  • Guards! Guards! (review) — This is the first of a number of books featuring Sam Vines and the City Guard of Ankh-Morpork, which is the city’s police force. The novel itself follows a plot from a secret brotherhood that wants to overthrow the current government of Ankh-Morpork and sets a dragon out to cause some chaos. It’s down to the City Guard, which is pretty much in shambles at the start of the novel, to uncover the plot and stop the dragon, leading to hilarity all the way. So yeah, hilarious and it features another favourite character, the Patrician Vetinari, the leader of the city πŸ™‚
  • Hogfather — This book features Death quite a bit again (Death as…the Hogfather? What in the world?) but also the University of Wizards and an assortment of other characters including the Auditors, who wrecks havoc in Discworld by constantly fidgeting around with reality and eliminating figures and elements because it doesn’t fit into their view of order (I imagine them as Dementors from HP…only these guys talk…). It’s an interesting novel, and feels quite seasonal if you’re looking for something like that.
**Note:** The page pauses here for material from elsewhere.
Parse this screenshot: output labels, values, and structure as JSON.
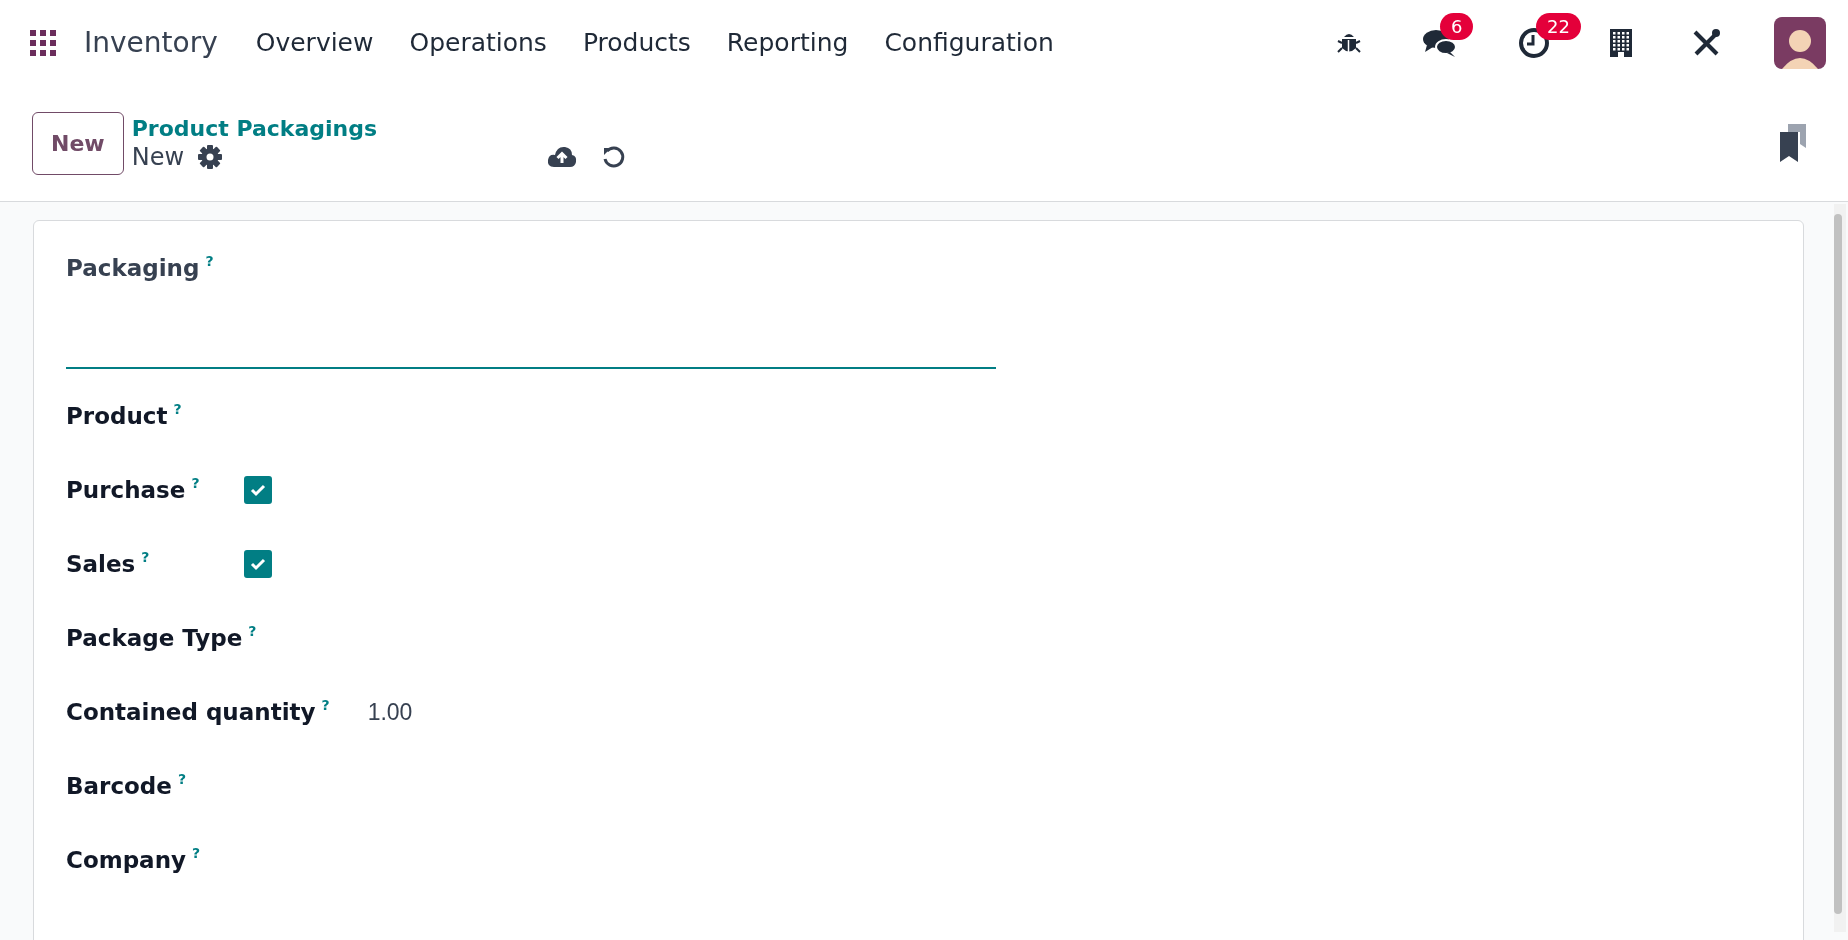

  • Going Postal — A more recent title, this book is the first featuring Moist von Lipwig (yeah, his name, anyway!), a con artist who narrowly avoids hanging when the Patrician (yup, he’s back! And played by Charles Dance in the television adaptation so I can never read anything about the Patrician without conjuring an image of Charles Dance speaking the lines, haha) who presents an offer to him to become the Postmaster of the city. Hijinks ensue as the task is larger than it seems, not to mention some dangers along the way. It’s fun, and the underlying satire and commentary very amusing.
  • Good Omens (with Neil Gaiman) — For something outside of Discworld, Sir Terry Pratchett was also known for this novel, co-written with Neil Gaiman, which covers the Apocalypse, the coming of the Four Horsemen, and the attempts of an angel and a demon to stop the end of the world. It’s been a long time since I read the book but I remember finding it rather amusing, albeit a wee bit complicated at times re: Adam’s storyline. Nonetheless, Sir Terry Pratchett’s wit is out in full force in this novel.
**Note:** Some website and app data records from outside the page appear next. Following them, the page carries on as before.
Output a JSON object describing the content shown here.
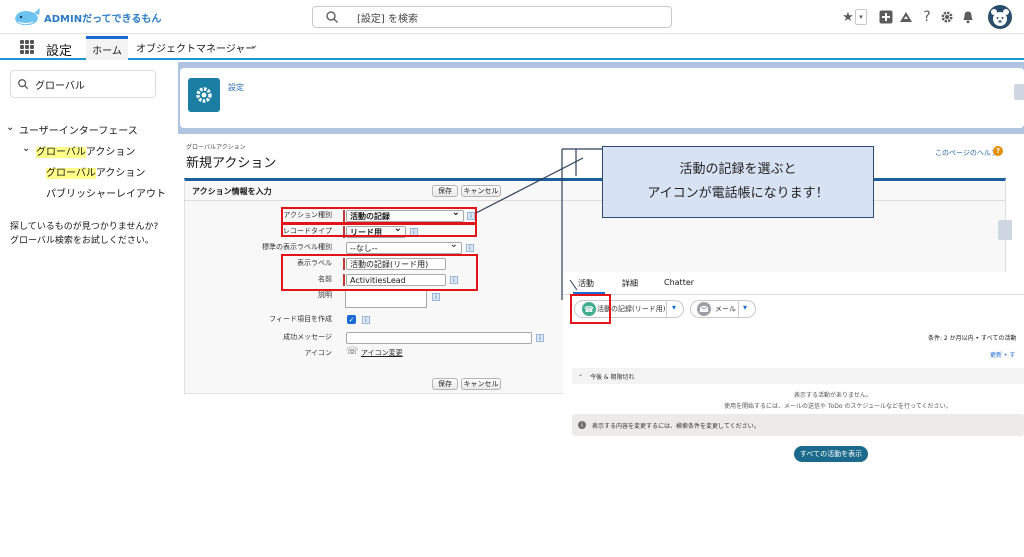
{
  "header": {
    "logo_text": "ADMINだってできるもん",
    "search_placeholder": "[設定] を検索"
  },
  "nav": {
    "app_name": "設定",
    "tabs": [
      {
        "label": "ホーム"
      },
      {
        "label": "オブジェクトマネージャー"
      }
    ]
  },
  "sidebar": {
    "quickfind_value": "グローバル",
    "tree": {
      "section": "ユーザーインターフェース",
      "group_hl": "グローバル",
      "group_rest": "アクション",
      "item1_hl": "グローバル",
      "item1_rest": "アクション",
      "item2": "パブリッシャーレイアウト"
    },
    "nomatch_line1": "探しているものが見つかりませんか?",
    "nomatch_line2": "グローバル検索をお試しください。"
  },
  "setup_header": {
    "link": "設定"
  },
  "page": {
    "breadcrumb": "グローバルアクション",
    "title": "新規アクション",
    "help_link": "このページのヘルプ"
  },
  "form": {
    "heading": "アクション情報を入力",
    "save": "保存",
    "cancel": "キャンセル",
    "fields": {
      "action_type_label": "アクション種別",
      "action_type_value": "活動の記録",
      "record_type_label": "レコードタイプ",
      "record_type_value": "リード用",
      "std_label_type_label": "標準の表示ラベル種別",
      "std_label_type_value": "--なし--",
      "label_label": "表示ラベル",
      "label_value": "活動の記録(リード用)",
      "name_label": "名前",
      "name_value": "ActivitiesLead",
      "desc_label": "説明",
      "feed_label": "フィード項目を作成",
      "success_msg_label": "成功メッセージ",
      "icon_label": "アイコン",
      "icon_change": "アイコン変更"
    }
  },
  "callout": {
    "line1": "活動の記録を選ぶと",
    "line2": "アイコンが電話帳になります！"
  },
  "activity": {
    "tabs": [
      "活動",
      "詳細",
      "Chatter"
    ],
    "log_button": "活動の記録(リード用)",
    "mail_button": "メール",
    "filter_text": "条件: 2 か月以内 • すべての活動",
    "refresh_text": "更新 • す",
    "section": "今後 & 期限切れ",
    "empty_line1": "表示する活動がありません。",
    "empty_line2": "使用を開始するには、メールの送信や ToDo のスケジュールなどを行ってください。",
    "banner": "表示する内容を変更するには、検索条件を変更してください。",
    "show_all": "すべての活動を表示"
  },
  "colors": {
    "brand_blue": "#1b96d4",
    "red_highlight": "#e2141a",
    "callout_fill": "#d7e3f3",
    "gear_tile": "#1a7ea3"
  }
}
I hope this list of books helps if you’re interested in reading some of Sir Terry Pratchett’s novels! What do you think? Have you read any of his books? Which were your favourites and/or ones you’d recommend to first-time readers? He will be greatly missed.